My gratitude begins during your coverage of the Winter Olympics
when, during the opening ceremony, you announce sotto voce
that Italy has the third largest number of troops on the ground
in the wars in Iraq and Afghanistan. Thank you, Brian Williams,
for this brief lesson in military might. I was so preoccupied
with my admiration of those smart berets worn by every athlete
regardless of nation or creed, so transfixed by Pavarotti's
donut-like comportment under his billowing tent-of-a-cape,
so haunted by Venetian puppets that will linger in my dreams
for weeks to come, that I have forgotten to wonder
about Italy's willing collaboration. Thank you Italy! And dear citizens
of Turin! Such might deserves acknowledgment, even if it's only
a bronze-level effort. Italy, you know your talents—your noodles,
your shroud, your art, your status as charming tourist destination.
Even better, you have the decency to change your government
when your leaders try to throw your country down the crapper,
and several months from now, you will be honest enough
to withdraw your forces from those doomed and bloodied
desert nations. But we Americans have talents too. We are still
number one, we love values, and we have you, Brian Williams.
And your wise and folksy insights do not stop at Turin.
You were right to encourage us to see United 93, a very important,
highly dignified, and supremely patriotic film! It is nothing
if not a tribute to good taste and a badly needed reminder for some
that we are a nation at war because of what happened in New York
and Washington and, in this case, in a field in Pennsylvania.
I'm not sure which war you mean, or who the some are
that need reminding, or who you think brought those planes down,
but no matter. Your rhetoric stirs me; your eyebrows
are at the helm. When I hope for certainty you provide it:
when you ask the president what he read this summer,
I am relieved to know that he read Camus' The Stranger
and three “Shakespeares,” glad that for once during his administration
he might have given pause over the death of one Arab, albeit

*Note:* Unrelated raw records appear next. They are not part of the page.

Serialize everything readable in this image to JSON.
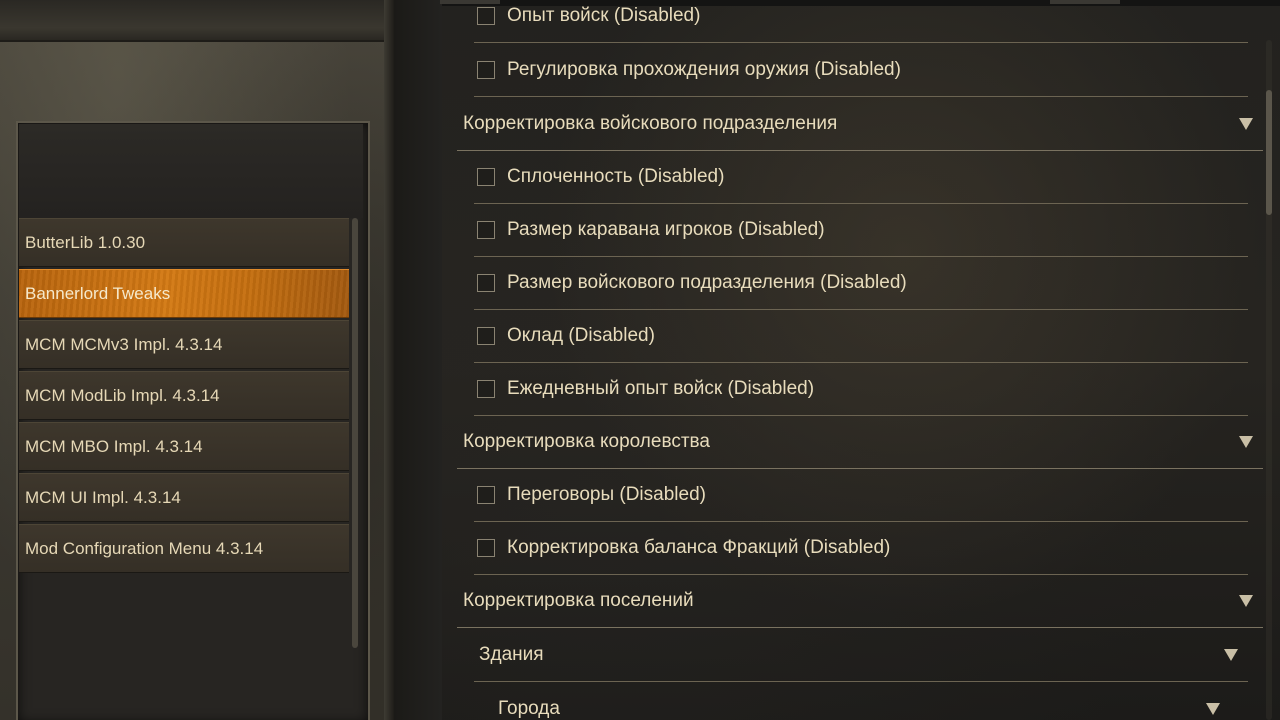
{
  "mod_list": {
    "items": [
      {
        "label": "ButterLib 1.0.30",
        "selected": false
      },
      {
        "label": "Bannerlord Tweaks",
        "selected": true
      },
      {
        "label": "MCM MCMv3 Impl. 4.3.14",
        "selected": false
      },
      {
        "label": "MCM ModLib Impl. 4.3.14",
        "selected": false
      },
      {
        "label": "MCM MBO Impl. 4.3.14",
        "selected": false
      },
      {
        "label": "MCM UI Impl. 4.3.14",
        "selected": false
      },
      {
        "label": "Mod Configuration Menu 4.3.14",
        "selected": false
      }
    ]
  },
  "settings": {
    "opt_troop_xp": "Опыт войск (Disabled)",
    "opt_weapon_cut": "Регулировка прохождения оружия (Disabled)",
    "group_party": "Корректировка войскового подразделения",
    "opt_cohesion": "Сплоченность (Disabled)",
    "opt_caravan_size": "Размер каравана игроков (Disabled)",
    "opt_party_size": "Размер войскового подразделения (Disabled)",
    "opt_wages": "Оклад (Disabled)",
    "opt_daily_xp": "Ежедневный опыт войск (Disabled)",
    "group_kingdom": "Корректировка королевства",
    "opt_diplomacy": "Переговоры (Disabled)",
    "opt_faction_balance": "Корректировка баланса Фракций (Disabled)",
    "group_settlements": "Корректировка поселений",
    "subgroup_buildings": "Здания",
    "subgroup_towns": "Города"
  },
  "colors": {
    "accent_selected": "#d47a14",
    "text": "#e8dcbc"
  }
}
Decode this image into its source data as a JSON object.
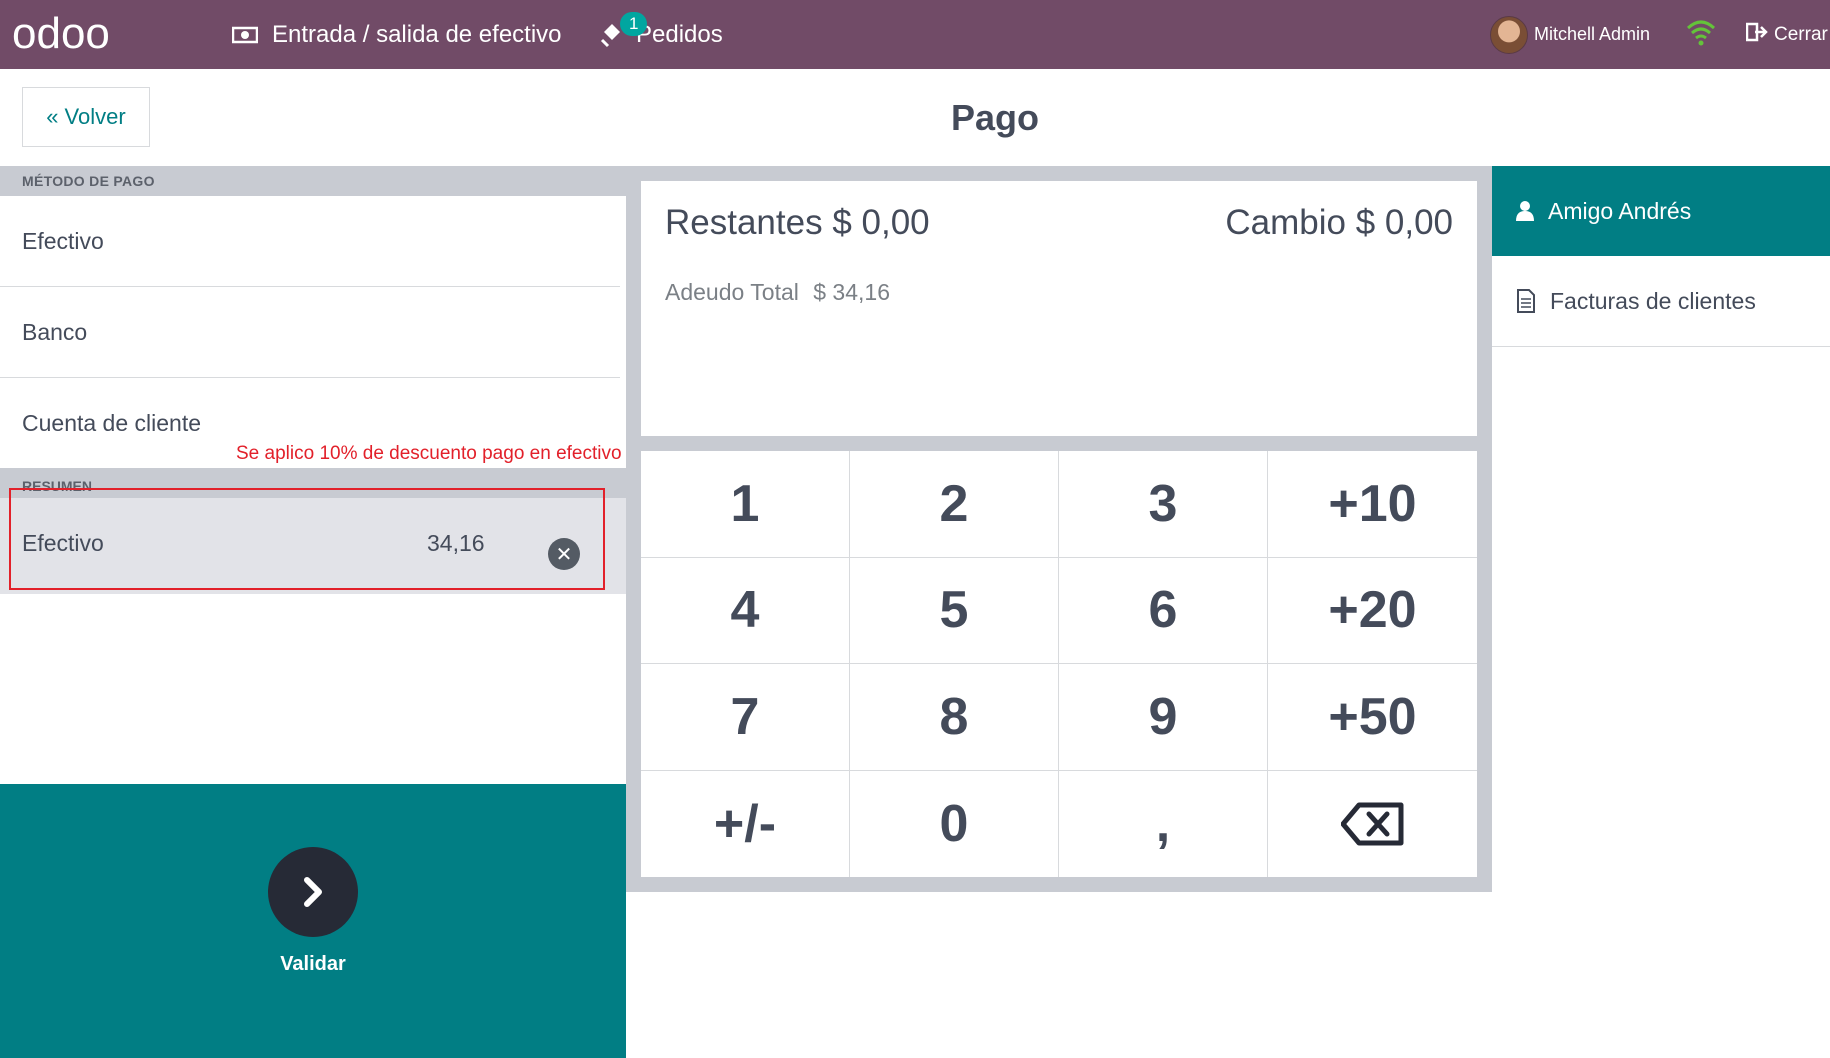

a fictional one on a beach, that perhaps, when reading those three
Shakespeares, he thought, if briefly, of the purple testament of bleeding war.